The two men met privately for more than two hours at the presidential palace in Caracas, an encounter that seals the renewal of bilateral ties after nearly four years of rupture under the previous rightist government in Colombia.
The portions of the joint declaration that were made public included passages about reviving trade links and “new steps toward a complete and secured opening of the borders.”
The two presidents also discussed expanding cooperation between Monomeros – the Colombian subsidiary of Venezuelan state oil company Pdvsa – and Venezuela’s Pesquiven petrochemical firm.
A review of “multilateral issues” touched on the possible return of Venezuela to the Andean Community of Nations.
On the question of the shared border, which reopened Sept. 26 after being closed for seven years, Petro and Maduro affirmed their commitment to reclaiming the region from criminal groups.
“The border fell into the hands of mafias,” Colombia’s first leftist president said. “We’re going to rebuild the relations that existed, including at the level of intelligence to be able to strike blows at the owners of (illicit) capital.”
“It is against nature,” Petro said, for neighboring countries to be estranged from one another.
Another topic was the possibility of Venezuela and Colombia collaborating at the upcoming COP27 United Nations climate change conference in Cairo to present a “common policy” in defense of Amazonia.

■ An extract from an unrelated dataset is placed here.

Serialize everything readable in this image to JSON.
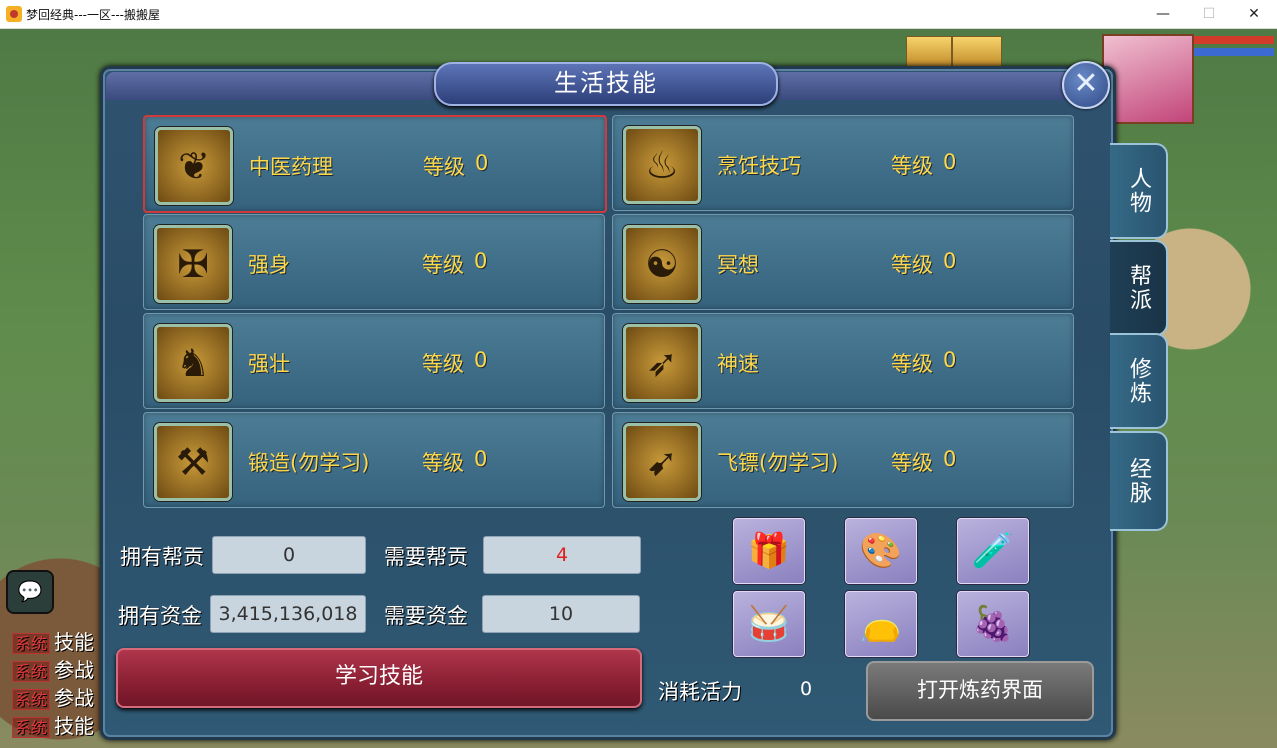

Maduro also undertook to consider Petro’s proposal that Venezuela return to the Inter-American Human Rights System. EFE hp-ime/dr